Toward the end of a study of equation solving by means of a graphical representation, a seventh grader was asked to solve the equation 7 Interviewer: Can you solve 7 Jer: Well, you could, see, it would be like start at 4 and 8, this one would go up by 7, hold on, 8, 8 and 7, hold on, no, 4 and 7, 4 and 7 is 11. They’d be equal, like, 2 or 3 or something like that. Interviewer: How are you getting that 2 or 3? Jer: I’m just like graphing it in my head. SOURCE: Kieran and Sfard, 1999, p. 15. Used by permission of the author. |

*is generalizable,* but we will also teach how to use symbol manipulators to solve these and more-complicated equations [emphasis added].^{62}
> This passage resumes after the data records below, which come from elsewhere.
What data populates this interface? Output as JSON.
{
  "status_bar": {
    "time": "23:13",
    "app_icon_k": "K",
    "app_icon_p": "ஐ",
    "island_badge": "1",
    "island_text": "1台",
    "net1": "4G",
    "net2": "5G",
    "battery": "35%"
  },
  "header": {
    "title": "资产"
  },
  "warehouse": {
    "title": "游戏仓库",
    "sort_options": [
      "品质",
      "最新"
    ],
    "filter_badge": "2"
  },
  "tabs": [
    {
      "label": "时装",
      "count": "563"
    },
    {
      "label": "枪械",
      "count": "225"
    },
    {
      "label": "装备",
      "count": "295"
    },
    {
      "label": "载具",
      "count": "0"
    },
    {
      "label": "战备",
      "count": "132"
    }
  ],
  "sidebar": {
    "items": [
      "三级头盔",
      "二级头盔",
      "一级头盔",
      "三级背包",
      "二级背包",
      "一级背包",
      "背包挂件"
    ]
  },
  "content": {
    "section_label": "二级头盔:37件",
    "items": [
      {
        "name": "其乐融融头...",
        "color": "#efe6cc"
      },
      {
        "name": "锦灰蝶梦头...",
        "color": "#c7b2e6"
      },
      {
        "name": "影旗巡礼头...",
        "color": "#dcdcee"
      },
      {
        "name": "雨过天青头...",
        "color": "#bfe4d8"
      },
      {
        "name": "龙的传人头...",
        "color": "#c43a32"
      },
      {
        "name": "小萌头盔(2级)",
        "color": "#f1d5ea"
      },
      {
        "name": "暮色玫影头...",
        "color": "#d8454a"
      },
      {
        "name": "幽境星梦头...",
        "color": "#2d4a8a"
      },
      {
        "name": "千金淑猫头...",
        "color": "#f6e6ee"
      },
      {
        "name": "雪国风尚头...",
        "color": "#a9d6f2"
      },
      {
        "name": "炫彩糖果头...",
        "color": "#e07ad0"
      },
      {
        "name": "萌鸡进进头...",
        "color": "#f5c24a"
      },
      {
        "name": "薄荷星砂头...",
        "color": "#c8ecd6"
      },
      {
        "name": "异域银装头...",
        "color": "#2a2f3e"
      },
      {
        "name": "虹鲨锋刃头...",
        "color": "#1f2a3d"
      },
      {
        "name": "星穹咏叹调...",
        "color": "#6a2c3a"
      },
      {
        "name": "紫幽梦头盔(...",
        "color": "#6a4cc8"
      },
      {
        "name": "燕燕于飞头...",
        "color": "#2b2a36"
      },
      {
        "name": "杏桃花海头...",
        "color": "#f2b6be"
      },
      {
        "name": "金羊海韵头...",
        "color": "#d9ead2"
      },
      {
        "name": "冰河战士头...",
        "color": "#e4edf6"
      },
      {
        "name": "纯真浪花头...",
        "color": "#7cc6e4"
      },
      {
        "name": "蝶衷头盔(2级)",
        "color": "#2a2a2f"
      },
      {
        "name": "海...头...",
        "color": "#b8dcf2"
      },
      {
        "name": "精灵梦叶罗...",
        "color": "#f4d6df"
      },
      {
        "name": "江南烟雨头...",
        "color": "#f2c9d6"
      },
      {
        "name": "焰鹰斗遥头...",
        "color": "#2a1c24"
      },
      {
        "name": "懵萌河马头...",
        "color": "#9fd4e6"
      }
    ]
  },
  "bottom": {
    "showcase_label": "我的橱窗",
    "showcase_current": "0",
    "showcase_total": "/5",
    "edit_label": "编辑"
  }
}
Thus, most teachers—for the time being, at least—remain insistent that students learn to do by hand the various algebraic transformations of expressions and equations. In 1989 one mathematics educator noted that “the unanswered question standing in the way of reducing the manipulative skills agenda of secondary school algebra is whether students can learn to plan and interpret manipulations of symbolic forms without being themselves proficient in the execution of those transformations.”^{63} Very little research has been conducted since then to help resolve the question; however, the research that has been done is quite telling. A recent study investigated the impact on algebra achievement of a three-year integrated mathematics curriculum in which technology was used to perform symbolic manipulations as well as to link various representations of problem situations.^{64} In this study, which involved over 300 high school students in 12 schools, some support was found for the notion that learning how to interpret results of algebraic calculations is not highly dependent on the ability to perform the calculations themselves.